**Your instructions**
Without the images, write out all of the following entries exactly.

[Saved data entries]

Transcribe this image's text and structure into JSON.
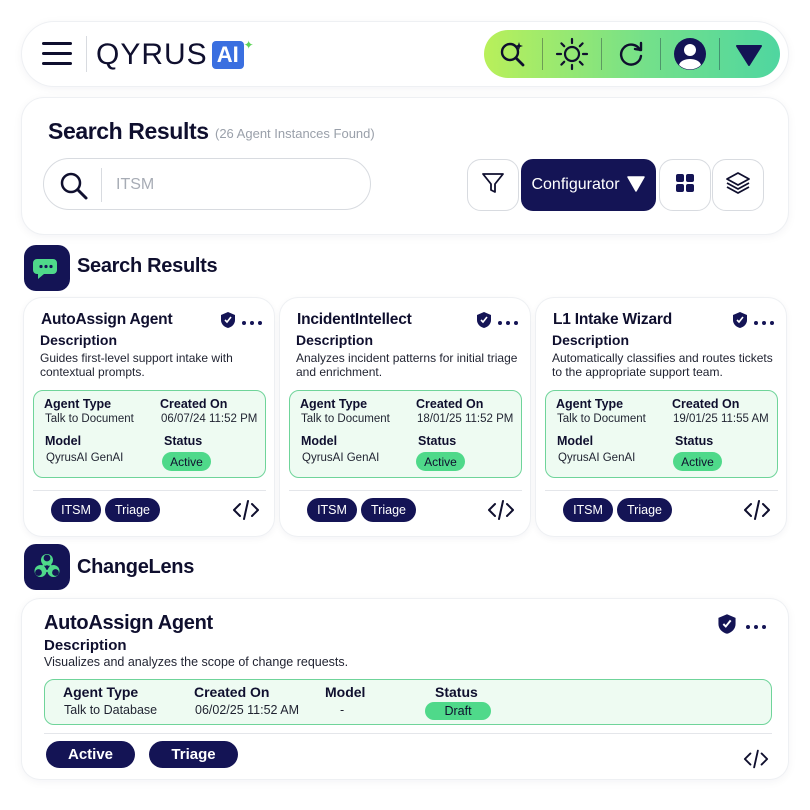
{
  "header": {
    "logo_text": "QYRUS",
    "logo_badge": "AI",
    "toolbar_icons": [
      "ai-search-icon",
      "sun-icon",
      "refresh-icon",
      "user-avatar-icon",
      "chevron-down-icon"
    ],
    "brand_gradient": [
      "#b9f05a",
      "#4fd6a0"
    ]
  },
  "search_panel": {
    "title": "Search Results",
    "count": "(26 Agent Instances Found)",
    "search_value": "",
    "search_placeholder": "ITSM",
    "configurator_label": "Configurator"
  },
  "section1": {
    "title": "Search Results"
  },
  "cards": [
    {
      "name": "AutoAssign Agent",
      "description_label": "Description",
      "description": "Guides first-level support intake with contextual prompts.",
      "agent_type_label": "Agent Type",
      "agent_type": "Talk to Document",
      "created_on_label": "Created On",
      "created_on": "06/07/24 11:52 PM",
      "model_label": "Model",
      "model": "QyrusAI GenAI",
      "status_label": "Status",
      "status": "Active",
      "tags": [
        "ITSM",
        "Triage"
      ]
    },
    {
      "name": "IncidentIntellect",
      "description_label": "Description",
      "description": "Analyzes incident patterns for initial triage and enrichment.",
      "agent_type_label": "Agent Type",
      "agent_type": "Talk to Document",
      "created_on_label": "Created On",
      "created_on": "18/01/25 11:52 PM",
      "model_label": "Model",
      "model": "QyrusAI GenAI",
      "status_label": "Status",
      "status": "Active",
      "tags": [
        "ITSM",
        "Triage"
      ]
    },
    {
      "name": "L1 Intake Wizard",
      "description_label": "Description",
      "description": "Automatically classifies and routes tickets to the appropriate support team.",
      "agent_type_label": "Agent Type",
      "agent_type": "Talk to Document",
      "created_on_label": "Created On",
      "created_on": "19/01/25 11:55 AM",
      "model_label": "Model",
      "model": "QyrusAI GenAI",
      "status_label": "Status",
      "status": "Active",
      "tags": [
        "ITSM",
        "Triage"
      ]
    }
  ],
  "section2": {
    "title": "ChangeLens"
  },
  "wide_card": {
    "name": "AutoAssign Agent",
    "description_label": "Description",
    "description": "Visualizes and analyzes the scope of change requests.",
    "agent_type_label": "Agent Type",
    "agent_type": "Talk to Database",
    "created_on_label": "Created On",
    "created_on": "06/02/25 11:52 AM",
    "model_label": "Model",
    "model": "-",
    "status_label": "Status",
    "status": "Draft",
    "tags": [
      "Active",
      "Triage"
    ]
  },
  "colors": {
    "navy": "#141455",
    "status_green": "#4fd98a",
    "info_bg": "#eefbf2",
    "info_border": "#6fd49a"
  }
}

**Solution for this problem**
Transcribe this image's text and structure into JSON.
{
  "header": {
    "logo_text": "QYRUS",
    "logo_badge": "AI",
    "toolbar_icons": [
      "ai-search-icon",
      "sun-icon",
      "refresh-icon",
      "user-avatar-icon",
      "chevron-down-icon"
    ],
    "brand_gradient": [
      "#b9f05a",
      "#4fd6a0"
    ]
  },
  "search_panel": {
    "title": "Search Results",
    "count": "(26 Agent Instances Found)",
    "search_value": "",
    "search_placeholder": "ITSM",
    "configurator_label": "Configurator"
  },
  "section1": {
    "title": "Search Results"
  },
  "cards": [
    {
      "name": "AutoAssign Agent",
      "description_label": "Description",
      "description": "Guides first-level support intake with contextual prompts.",
      "agent_type_label": "Agent Type",
      "agent_type": "Talk to Document",
      "created_on_label": "Created On",
      "created_on": "06/07/24 11:52 PM",
      "model_label": "Model",
      "model": "QyrusAI GenAI",
      "status_label": "Status",
      "status": "Active",
      "tags": [
        "ITSM",
        "Triage"
      ]
    },
    {
      "name": "IncidentIntellect",
      "description_label": "Description",
      "description": "Analyzes incident patterns for initial triage and enrichment.",
      "agent_type_label": "Agent Type",
      "agent_type": "Talk to Document",
      "created_on_label": "Created On",
      "created_on": "18/01/25 11:52 PM",
      "model_label": "Model",
      "model": "QyrusAI GenAI",
      "status_label": "Status",
      "status": "Active",
      "tags": [
        "ITSM",
        "Triage"
      ]
    },
    {
      "name": "L1 Intake Wizard",
      "description_label": "Description",
      "description": "Automatically classifies and routes tickets to the appropriate support team.",
      "agent_type_label": "Agent Type",
      "agent_type": "Talk to Document",
      "created_on_label": "Created On",
      "created_on": "19/01/25 11:55 AM",
      "model_label": "Model",
      "model": "QyrusAI GenAI",
      "status_label": "Status",
      "status": "Active",
      "tags": [
        "ITSM",
        "Triage"
      ]
    }
  ],
  "section2": {
    "title": "ChangeLens"
  },
  "wide_card": {
    "name": "AutoAssign Agent",
    "description_label": "Description",
    "description": "Visualizes and analyzes the scope of change requests.",
    "agent_type_label": "Agent Type",
    "agent_type": "Talk to Database",
    "created_on_label": "Created On",
    "created_on": "06/02/25 11:52 AM",
    "model_label": "Model",
    "model": "-",
    "status_label": "Status",
    "status": "Draft",
    "tags": [
      "Active",
      "Triage"
    ]
  },
  "colors": {
    "navy": "#141455",
    "status_green": "#4fd98a",
    "info_bg": "#eefbf2",
    "info_border": "#6fd49a"
  }
}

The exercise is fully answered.